Soft silk cocoons, before they are sorted by color.

Thousands and thousands of cocoons; the beautifully soft, golden color occurs naturally in the Cambodian silk. 
 The cocoons are cooked, and the thin silk threads are separated and spun per hand from the kettles; it takes long time to learn to do this complicated maneuver...  

A poor little naked silk worm after being cooked.

I'm not quite sure about the right terminology here... after the first spinning, the thin threads are processed further to produce glossy skeins of silk in many shades of yellow and gold.
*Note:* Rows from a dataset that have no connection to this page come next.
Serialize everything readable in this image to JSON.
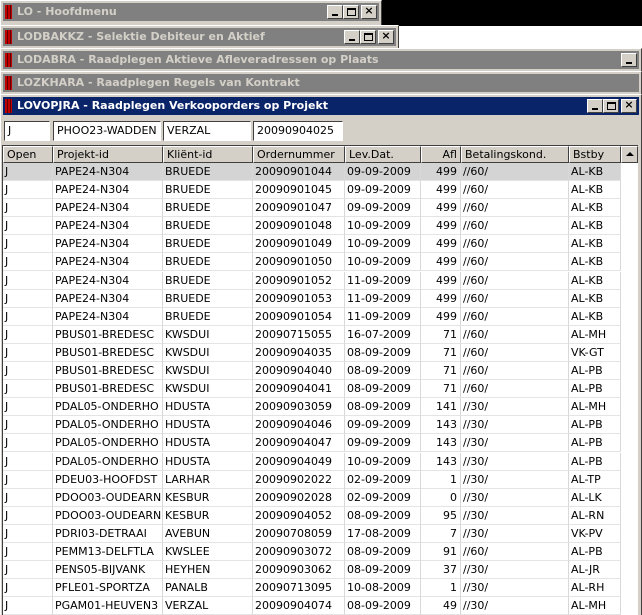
{
  "windows": [
    {
      "title": "LO - Hoofdmenu"
    },
    {
      "title": "LODBAKKZ - Selektie Debiteur en Aktief"
    },
    {
      "title": "LODABRA - Raadplegen Aktieve Afleveradressen op Plaats"
    },
    {
      "title": "LOZKHARA - Raadplegen Regels van Kontrakt"
    },
    {
      "title": "LOVOPJRA - Raadplegen Verkooporders op Projekt"
    }
  ],
  "filters": {
    "open": "J",
    "project": "PHOO23-WADDEN",
    "client": "VERZAL",
    "order": "20090904025"
  },
  "columns": [
    "Open",
    "Projekt-id",
    "Kliënt-id",
    "Ordernummer",
    "Lev.Dat.",
    "Afl",
    "Betalingskond.",
    "Bstby"
  ],
  "rows": [
    [
      "J",
      "PAPE24-N304",
      "BRUEDE",
      "20090901044",
      "09-09-2009",
      "499",
      "//60/",
      "AL-KB"
    ],
    [
      "J",
      "PAPE24-N304",
      "BRUEDE",
      "20090901045",
      "09-09-2009",
      "499",
      "//60/",
      "AL-KB"
    ],
    [
      "J",
      "PAPE24-N304",
      "BRUEDE",
      "20090901047",
      "09-09-2009",
      "499",
      "//60/",
      "AL-KB"
    ],
    [
      "J",
      "PAPE24-N304",
      "BRUEDE",
      "20090901048",
      "10-09-2009",
      "499",
      "//60/",
      "AL-KB"
    ],
    [
      "J",
      "PAPE24-N304",
      "BRUEDE",
      "20090901049",
      "10-09-2009",
      "499",
      "//60/",
      "AL-KB"
    ],
    [
      "J",
      "PAPE24-N304",
      "BRUEDE",
      "20090901050",
      "10-09-2009",
      "499",
      "//60/",
      "AL-KB"
    ],
    [
      "J",
      "PAPE24-N304",
      "BRUEDE",
      "20090901052",
      "11-09-2009",
      "499",
      "//60/",
      "AL-KB"
    ],
    [
      "J",
      "PAPE24-N304",
      "BRUEDE",
      "20090901053",
      "11-09-2009",
      "499",
      "//60/",
      "AL-KB"
    ],
    [
      "J",
      "PAPE24-N304",
      "BRUEDE",
      "20090901054",
      "11-09-2009",
      "499",
      "//60/",
      "AL-KB"
    ],
    [
      "J",
      "PBUS01-BREDESC",
      "KWSDUI",
      "20090715055",
      "16-07-2009",
      "71",
      "//60/",
      "AL-MH"
    ],
    [
      "J",
      "PBUS01-BREDESC",
      "KWSDUI",
      "20090904035",
      "08-09-2009",
      "71",
      "//60/",
      "VK-GT"
    ],
    [
      "J",
      "PBUS01-BREDESC",
      "KWSDUI",
      "20090904040",
      "08-09-2009",
      "71",
      "//60/",
      "AL-PB"
    ],
    [
      "J",
      "PBUS01-BREDESC",
      "KWSDUI",
      "20090904041",
      "08-09-2009",
      "71",
      "//60/",
      "AL-PB"
    ],
    [
      "J",
      "PDAL05-ONDERHO",
      "HDUSTA",
      "20090903059",
      "08-09-2009",
      "141",
      "//30/",
      "AL-MH"
    ],
    [
      "J",
      "PDAL05-ONDERHO",
      "HDUSTA",
      "20090904046",
      "09-09-2009",
      "143",
      "//30/",
      "AL-PB"
    ],
    [
      "J",
      "PDAL05-ONDERHO",
      "HDUSTA",
      "20090904047",
      "09-09-2009",
      "143",
      "//30/",
      "AL-PB"
    ],
    [
      "J",
      "PDAL05-ONDERHO",
      "HDUSTA",
      "20090904049",
      "10-09-2009",
      "143",
      "//30/",
      "AL-PB"
    ],
    [
      "J",
      "PDEU03-HOOFDST",
      "LARHAR",
      "20090902022",
      "02-09-2009",
      "1",
      "//30/",
      "AL-TP"
    ],
    [
      "J",
      "PDOO03-OUDEARN",
      "KESBUR",
      "20090902028",
      "02-09-2009",
      "0",
      "//30/",
      "AL-LK"
    ],
    [
      "J",
      "PDOO03-OUDEARN",
      "KESBUR",
      "20090904052",
      "08-09-2009",
      "95",
      "//30/",
      "AL-RN"
    ],
    [
      "J",
      "PDRI03-DETRAAI",
      "AVEBUN",
      "20090708059",
      "17-08-2009",
      "7",
      "//30/",
      "VK-PV"
    ],
    [
      "J",
      "PEMM13-DELFTLA",
      "KWSLEE",
      "20090903072",
      "08-09-2009",
      "91",
      "//60/",
      "AL-PB"
    ],
    [
      "J",
      "PENS05-BIJVANK",
      "HEYHEN",
      "20090903062",
      "08-09-2009",
      "37",
      "//30/",
      "AL-JR"
    ],
    [
      "J",
      "PFLE01-SPORTZA",
      "PANALB",
      "20090713095",
      "10-08-2009",
      "1",
      "//30/",
      "AL-RH"
    ],
    [
      "J",
      "PGAM01-HEUVEN3",
      "VERZAL",
      "20090904074",
      "08-09-2009",
      "49",
      "//30/",
      "AL-MH"
    ]
  ]
}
Seeing the actual - rather painstaking, if you ask me - process of silk making from the mulberries and worms to the final, stunningly beautiful fabrics, scarfs and clothes was a real eye opener. The level of sophistication of the Asian cultures, producing and spinning these less that hair-thin strands for hundreds of years ago and planning the complicated colorings for the patterns is just mind-blowing - just looking at the dip-dyed silk garn, ready to be woven in a certain, predetermined order made my brain hurt a little. To have figured the technique out (without any computers...) is so telling - only a society of high level of knowledge, sophistication and resources - for spending time producing, using and appreciating them - could have come up with this kind of beautiful products. But then, the visitors, priests and dancers at the impressive temples of Angkor surely needed something accordingly handsome and beautiful to wear while praying to their gods.
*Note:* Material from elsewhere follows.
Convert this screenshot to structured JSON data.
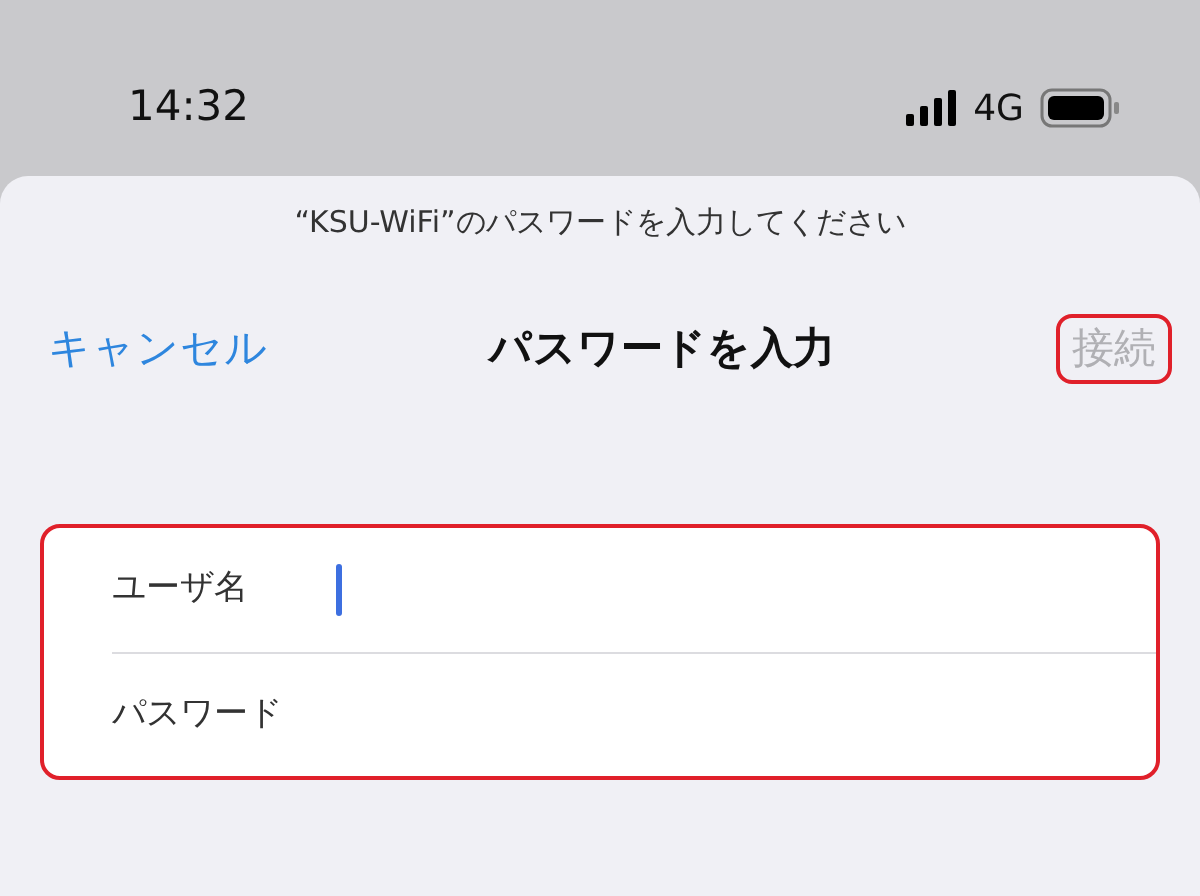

The skeins are colored with plant based, natural dyes... here with young banana leafs.
 Pots of colorful dyes...

The patterns of many of the fabrics are woven, and the thread needs to be colored in a predetermined order for it to form the pattern on the loom. 

 A display of raw and dyed silks.

When visiting Cambodia, please pay attention and get the real, hand-made silks of the Khmers, and not the cheaper, imported goods flowing in from China to the many outdoor markets and shops - you will not only be supporting a centuries old Khmer handicraft tradition, but also the local communities that educate and employ the young women and men of Cambodia. These beautiful, painstakingly produced silks are more than worth every penny they ask for them.

 The carefully colored skeins (above) are spun on wooden sticks (below) that are then woven in certain order to form the pattern. 

I just couldn't get my head around the fact that the weavers get the single, dyed threads to form such exact patterns in the end... 

Like pure magic, the pattern emerges from the hands of the patient and skilled weavers.
 A relief depicting a procession of King Suryavarman II at Angkor Wat sometime at the 12th century... all wearing skillfully weaved robes and clothes, early predecessors of the fabrics woven today near Siem Reap and other places in Cambodia.


Unknown said...

Nyt ymmärrän miksi silkki maksaa niin paljon:) En oikeen tajua miten silkki kerätään noista toukist kun ne keitetään, irtooko niiden ympäriltä "kamaa" joka kerätään. Tosi upeeta et julkaisit tämän , tää on tosi mielenkiintoinen prosessi.

The Intercontinental Gardener said...

no hyvä kun näistä on iloa - olin itse niin pettynyt, kun mielestäni kuvat eivät onnistuneet, mutta nyt ajan kanssa ne tuntuvat ihan kiinnostavilta... niistä pehmeistä koteloista tosiaan keitetään se ohuenohut silkki irti, se keriytyy pois veden kanssa ihan kuin hämähäkinseitti. Tosi aikaavievä ja vaikea prosessi. Mietin, että jos edes saisin yhden tuollaisen huivin aikaan, niin sillehän ei olisi mitään mahdollista hintaa olemassakaan, niin ihmeellinen sen luontiprosessi on.

Unknown said...

Omin käsin tehty silkkihuivi olisi kokemuksena korvaamaton, todellakaan sille ei voisi laittaa hintalappua:)

The Intercontinental Gardener said...

Näin on, mutta minulta menisi varmaan vähintään pari vuotta sen aikaan saamiseksi... Olisi hienoa vaikka käydä joku kurssi tuolla paikan päällä, vaikka ei mitään konkreettista tulosta siitä valmistuisikaan!